Woman fleeing violence struggling to get new public housing unit
N.W.T. Housing Corporation says it doesn’t have vacant units to move people into on short notice
The victim of a violent stabbing by her ex-husband two years ago is struggling to be placed in a public housing unit where she hasn't been attacked.
It's a problem which highlights the difficulties faced by women fleeing violence when they try to find safe homes for their families.
The woman, who CBC is choosing not to name in order to protect her children's privacy, lives in public housing.
She says that when her family grew more than two years ago, the Northwest Territories Housing Corporation (NWTHC) put her on a wait list for a bigger unit.
Then, her ex-husband broke into their home to stab her. After that, she says, it felt even more urgent for her family to move somewhere else, where he wouldn't know where she lived.
The housing corporation won't speak to individual client situations. However, it says that it usually doesn't have the housing stock to move people when they're facing intimate partner violence.

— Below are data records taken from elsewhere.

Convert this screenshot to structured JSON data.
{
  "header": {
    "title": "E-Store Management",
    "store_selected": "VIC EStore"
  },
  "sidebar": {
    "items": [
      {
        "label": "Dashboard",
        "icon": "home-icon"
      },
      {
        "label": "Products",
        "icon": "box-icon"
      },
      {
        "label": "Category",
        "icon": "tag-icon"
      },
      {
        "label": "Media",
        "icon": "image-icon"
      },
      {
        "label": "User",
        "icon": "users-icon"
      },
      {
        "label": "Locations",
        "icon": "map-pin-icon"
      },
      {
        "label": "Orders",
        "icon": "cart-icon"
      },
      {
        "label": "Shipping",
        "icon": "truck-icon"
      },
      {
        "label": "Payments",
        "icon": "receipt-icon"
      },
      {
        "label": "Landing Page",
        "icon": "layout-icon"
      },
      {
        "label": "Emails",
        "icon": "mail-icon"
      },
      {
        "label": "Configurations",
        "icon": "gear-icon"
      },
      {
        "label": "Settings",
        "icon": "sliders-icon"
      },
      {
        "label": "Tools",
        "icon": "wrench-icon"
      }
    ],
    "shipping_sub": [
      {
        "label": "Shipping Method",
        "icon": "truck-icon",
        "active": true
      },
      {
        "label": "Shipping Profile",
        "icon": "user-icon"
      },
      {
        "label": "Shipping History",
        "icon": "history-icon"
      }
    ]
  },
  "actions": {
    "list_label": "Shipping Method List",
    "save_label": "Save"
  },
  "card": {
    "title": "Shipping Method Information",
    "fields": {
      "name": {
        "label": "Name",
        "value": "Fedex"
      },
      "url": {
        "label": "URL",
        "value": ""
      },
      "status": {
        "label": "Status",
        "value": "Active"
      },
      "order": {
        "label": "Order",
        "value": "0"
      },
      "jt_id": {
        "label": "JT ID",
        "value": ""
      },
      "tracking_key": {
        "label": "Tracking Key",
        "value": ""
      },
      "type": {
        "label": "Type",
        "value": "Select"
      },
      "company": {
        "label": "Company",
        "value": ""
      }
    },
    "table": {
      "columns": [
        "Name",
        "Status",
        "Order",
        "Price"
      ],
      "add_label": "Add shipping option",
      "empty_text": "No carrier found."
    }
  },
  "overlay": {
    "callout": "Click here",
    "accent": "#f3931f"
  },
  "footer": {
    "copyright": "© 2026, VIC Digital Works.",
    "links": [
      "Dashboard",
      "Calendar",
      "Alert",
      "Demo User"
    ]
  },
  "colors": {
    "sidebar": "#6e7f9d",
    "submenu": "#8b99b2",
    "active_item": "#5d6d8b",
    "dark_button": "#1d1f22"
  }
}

"Unfortunately, we typically do not have any occupiable vacant units available to move people into on short notice," wrote Charles Sanders, spokesperson for the NWTHC, in an email.
"In situations where someone has immediate shelter needs due to domestic violence, we refer them to family violence shelters."
New urgency to live somewhere else
The woman says her family did spend time in shelters after the attack before her ex was put in jail. Since the stabbing, she has been harassed by people she believes are friends of her ex (who pled guilty to the attack in November and remains in prison).
CBC reviewed court documents that confirmed one man was charged by police for throwing rocks at her when she was on her property this year.
The woman says the agency did manage to find her different public housing in 2016 after an earlier attack by her ex-husband, but only because she found her son a place to stay with his grandparents.
Since then, her family grew and she started asking for a bigger unit.
After the aggravated assault in 2018, she felt a new urgency to live somewhere else so he wouldn't know the address — and she didn't want to live near where she was attacked in 2016, a location she finds traumatic.
Sanders says there are currently 18 households on the waiting list for a four-bedroom unit in Yellowknife.
"The ease of finding suitable housing accommodation within our current portfolio can change depending on the level of demand and available units," he wrote.
Lack of housing options hurdle in fleeing violence
While this woman's ordeal may be unique, a women's advocate says a limited supply of housing in the territory for victims of intimate partner violence is not.
Hawa Dumbuya-Sesay is executive director of the YWCA in the Northwest Territories, which runs shelters that many women flee to when they experience violence.
She says a lack of housing options becomes a main hurdle for many women as they flee violence and try to find a permanent, safe place to live.
"Some women … lose hope and give up in trying," she says.
Public housing has a lengthy waitlist, with some people spending years hoping a unit will open up, she says.
Meanwhile, many market options remain unaffordable and out of reach, she says.
Recent statistics from the Canada Mortgage and Housing Corporation show that an average two-bedroom rental in Yellowknife costs $1,744 a month, and from 2018 to 2019, the city's vacancy rate shrunk to 4.2 per cent — meaning there are fewer options for people trying to rent.